Job-hunting agency Invest NI was allowed to "write off" £7m of taxpayers' money in a venture capital scheme.
But private investors who matched the public funding got back more than £13m, Enterprise Minister Arlene Foster disclosed.
Now there are fears a further £10m may also have to be effectively written off in the future.
Jim Allister MLA, who obtained the information in a series of Assembly questions, attacked what he called a "cavalier approach" to the use of public money.
He said it was "monstrous" for private investors to have seen a 100% return while taxpayers got zero.
The £7m of public funds involved in the fund, which operated between 1995 and 2007, was effectively lost because it was 'subordinated', which means it was declared secondary to any return after the private investors had made their profit.
The Department of Enterprise, Trade and Investment (DETI) poured £7m into the project called 'Crescent Capital 1' which it ended up writing off, although the private investors who also invested £7m, got back £13.27m - a return of 7.8% per annum - while the fund managers collected £3.6m in management fees, Assembly answers said.

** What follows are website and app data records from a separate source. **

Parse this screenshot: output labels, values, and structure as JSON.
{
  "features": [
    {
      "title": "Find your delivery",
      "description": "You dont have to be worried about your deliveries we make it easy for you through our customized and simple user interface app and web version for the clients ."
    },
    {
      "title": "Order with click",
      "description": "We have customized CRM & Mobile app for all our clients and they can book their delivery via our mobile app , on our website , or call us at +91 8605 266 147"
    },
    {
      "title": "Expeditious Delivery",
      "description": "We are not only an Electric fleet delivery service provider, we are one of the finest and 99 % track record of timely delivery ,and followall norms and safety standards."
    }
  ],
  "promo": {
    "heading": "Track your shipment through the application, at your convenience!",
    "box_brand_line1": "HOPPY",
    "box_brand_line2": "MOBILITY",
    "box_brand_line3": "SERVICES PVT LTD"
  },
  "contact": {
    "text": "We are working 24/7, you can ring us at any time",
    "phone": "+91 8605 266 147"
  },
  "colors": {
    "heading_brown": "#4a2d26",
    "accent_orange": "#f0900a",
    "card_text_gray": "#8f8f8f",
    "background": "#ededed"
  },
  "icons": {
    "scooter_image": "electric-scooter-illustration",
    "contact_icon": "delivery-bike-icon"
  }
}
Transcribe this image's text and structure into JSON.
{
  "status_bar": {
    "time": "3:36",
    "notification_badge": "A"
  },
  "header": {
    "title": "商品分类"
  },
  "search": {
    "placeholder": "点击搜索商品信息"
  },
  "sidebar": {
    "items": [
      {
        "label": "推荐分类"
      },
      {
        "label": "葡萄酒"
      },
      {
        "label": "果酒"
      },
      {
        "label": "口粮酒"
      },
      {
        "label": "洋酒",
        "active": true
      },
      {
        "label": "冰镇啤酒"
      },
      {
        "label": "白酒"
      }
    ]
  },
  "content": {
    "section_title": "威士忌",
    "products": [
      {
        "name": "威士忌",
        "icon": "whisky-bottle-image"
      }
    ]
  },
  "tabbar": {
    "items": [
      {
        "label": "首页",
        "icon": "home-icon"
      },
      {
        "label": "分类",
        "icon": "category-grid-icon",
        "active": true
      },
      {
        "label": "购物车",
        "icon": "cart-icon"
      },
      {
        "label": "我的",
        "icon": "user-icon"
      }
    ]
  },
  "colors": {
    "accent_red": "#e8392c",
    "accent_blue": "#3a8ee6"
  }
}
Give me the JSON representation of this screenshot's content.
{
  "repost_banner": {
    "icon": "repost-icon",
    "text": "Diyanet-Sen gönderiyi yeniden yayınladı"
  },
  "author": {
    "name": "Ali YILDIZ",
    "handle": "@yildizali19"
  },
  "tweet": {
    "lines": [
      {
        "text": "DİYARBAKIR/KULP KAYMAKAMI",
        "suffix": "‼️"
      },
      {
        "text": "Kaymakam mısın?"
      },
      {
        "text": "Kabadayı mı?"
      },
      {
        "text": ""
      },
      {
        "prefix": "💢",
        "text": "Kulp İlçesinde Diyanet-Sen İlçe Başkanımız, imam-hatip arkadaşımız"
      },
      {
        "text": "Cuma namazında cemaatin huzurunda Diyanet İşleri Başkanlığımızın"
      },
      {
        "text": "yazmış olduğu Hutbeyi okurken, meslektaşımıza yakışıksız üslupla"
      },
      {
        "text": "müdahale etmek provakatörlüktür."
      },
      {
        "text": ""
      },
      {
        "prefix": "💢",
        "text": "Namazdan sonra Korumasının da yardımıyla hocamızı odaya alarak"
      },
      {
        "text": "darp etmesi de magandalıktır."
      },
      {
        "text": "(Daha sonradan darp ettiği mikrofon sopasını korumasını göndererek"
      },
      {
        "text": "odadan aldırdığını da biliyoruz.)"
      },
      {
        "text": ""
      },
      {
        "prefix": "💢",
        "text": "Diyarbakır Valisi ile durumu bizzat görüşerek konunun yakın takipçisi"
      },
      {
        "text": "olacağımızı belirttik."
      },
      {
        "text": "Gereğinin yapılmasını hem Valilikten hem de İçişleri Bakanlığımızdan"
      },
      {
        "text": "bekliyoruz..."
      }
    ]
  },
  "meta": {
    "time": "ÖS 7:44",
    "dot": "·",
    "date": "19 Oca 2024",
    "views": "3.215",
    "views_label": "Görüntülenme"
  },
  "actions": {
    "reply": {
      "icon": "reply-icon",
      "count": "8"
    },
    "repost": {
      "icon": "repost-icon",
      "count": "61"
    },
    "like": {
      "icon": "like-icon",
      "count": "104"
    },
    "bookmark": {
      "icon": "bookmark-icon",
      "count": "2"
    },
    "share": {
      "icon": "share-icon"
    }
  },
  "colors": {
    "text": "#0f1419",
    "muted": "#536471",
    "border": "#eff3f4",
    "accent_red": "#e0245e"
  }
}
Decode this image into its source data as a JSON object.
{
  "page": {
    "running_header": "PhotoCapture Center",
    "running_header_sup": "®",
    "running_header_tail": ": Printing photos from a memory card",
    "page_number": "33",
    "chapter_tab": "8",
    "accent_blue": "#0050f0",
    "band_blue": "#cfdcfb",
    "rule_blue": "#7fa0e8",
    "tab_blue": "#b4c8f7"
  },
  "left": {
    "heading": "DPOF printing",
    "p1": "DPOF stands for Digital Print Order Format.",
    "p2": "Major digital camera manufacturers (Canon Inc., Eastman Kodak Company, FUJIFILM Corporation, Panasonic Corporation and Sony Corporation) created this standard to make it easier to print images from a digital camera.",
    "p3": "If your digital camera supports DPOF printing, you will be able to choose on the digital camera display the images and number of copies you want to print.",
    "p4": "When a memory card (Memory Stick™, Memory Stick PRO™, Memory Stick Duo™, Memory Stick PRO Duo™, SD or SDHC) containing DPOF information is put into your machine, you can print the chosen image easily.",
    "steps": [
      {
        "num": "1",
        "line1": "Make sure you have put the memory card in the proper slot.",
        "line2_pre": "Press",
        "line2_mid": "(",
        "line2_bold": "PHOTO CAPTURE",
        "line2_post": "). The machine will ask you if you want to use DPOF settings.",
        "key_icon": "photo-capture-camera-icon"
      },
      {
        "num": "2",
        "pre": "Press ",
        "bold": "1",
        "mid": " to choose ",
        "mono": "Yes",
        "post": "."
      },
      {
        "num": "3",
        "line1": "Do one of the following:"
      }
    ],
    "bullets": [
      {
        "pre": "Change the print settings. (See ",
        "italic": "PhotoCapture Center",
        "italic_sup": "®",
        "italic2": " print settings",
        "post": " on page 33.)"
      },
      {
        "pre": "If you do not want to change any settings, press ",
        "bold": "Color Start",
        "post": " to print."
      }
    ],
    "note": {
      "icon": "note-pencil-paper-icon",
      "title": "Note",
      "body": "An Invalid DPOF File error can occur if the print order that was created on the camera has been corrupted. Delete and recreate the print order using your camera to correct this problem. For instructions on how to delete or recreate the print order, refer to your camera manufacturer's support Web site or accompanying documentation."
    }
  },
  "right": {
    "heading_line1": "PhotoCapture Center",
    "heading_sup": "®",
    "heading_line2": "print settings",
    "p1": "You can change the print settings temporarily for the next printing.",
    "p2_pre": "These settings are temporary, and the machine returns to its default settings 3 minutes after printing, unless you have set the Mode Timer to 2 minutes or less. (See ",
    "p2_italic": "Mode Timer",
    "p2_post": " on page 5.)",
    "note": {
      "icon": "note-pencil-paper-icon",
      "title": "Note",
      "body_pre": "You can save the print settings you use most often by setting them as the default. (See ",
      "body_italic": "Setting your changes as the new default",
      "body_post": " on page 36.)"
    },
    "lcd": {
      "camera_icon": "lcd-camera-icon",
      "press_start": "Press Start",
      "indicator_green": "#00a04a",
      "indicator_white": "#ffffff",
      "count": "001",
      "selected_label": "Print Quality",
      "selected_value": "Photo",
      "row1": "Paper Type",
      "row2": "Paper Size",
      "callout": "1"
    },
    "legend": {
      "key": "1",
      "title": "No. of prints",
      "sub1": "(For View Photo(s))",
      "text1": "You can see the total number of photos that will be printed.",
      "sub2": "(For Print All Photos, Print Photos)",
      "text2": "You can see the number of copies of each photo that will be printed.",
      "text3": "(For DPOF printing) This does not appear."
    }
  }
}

"The DETI investment was written off. Nothing was returned to DETI," Ms Foster said in an Assembly response. "This subordination of public sector funding was considered necessary in order to secure the required level of private-sector funding," she added.
Mr Allister said he had also noted that Invest NI now intends to hand over another £10m into its recently-announced Development Fund, again on a wholly subordinated basis.
The Traditional Unionist Voice leader predicted: "Again, on past performance, we can expect this to be another write-off of public money, with only private investors ever likely to see a return."
Mr Allister's questions also established that a successor venture-capital project, 'Crescent Capital II', was established in 2004 which also features the jobs agency as a subordinated investor.
Ms Foster confirmed: "Crescent Capital II was set up in March 2004. It is a £22.5m fund and Invest NI is a 33% investor alongside a number of private investors. The initial cost to Invest NI was therefore £7.5m."
There was no further comment from DETI or Invest NI last night.
Invest NI, which has been praised in recent times for exceeding its job creation targets, set up a venture capital scheme called Crescent Capital whose primary focus was with locally-based firms operating in the information technology, life sciences and manufacturing sectors. Crescent Capital itself received £3.6m in management fees over the 12-year period of the initial fund.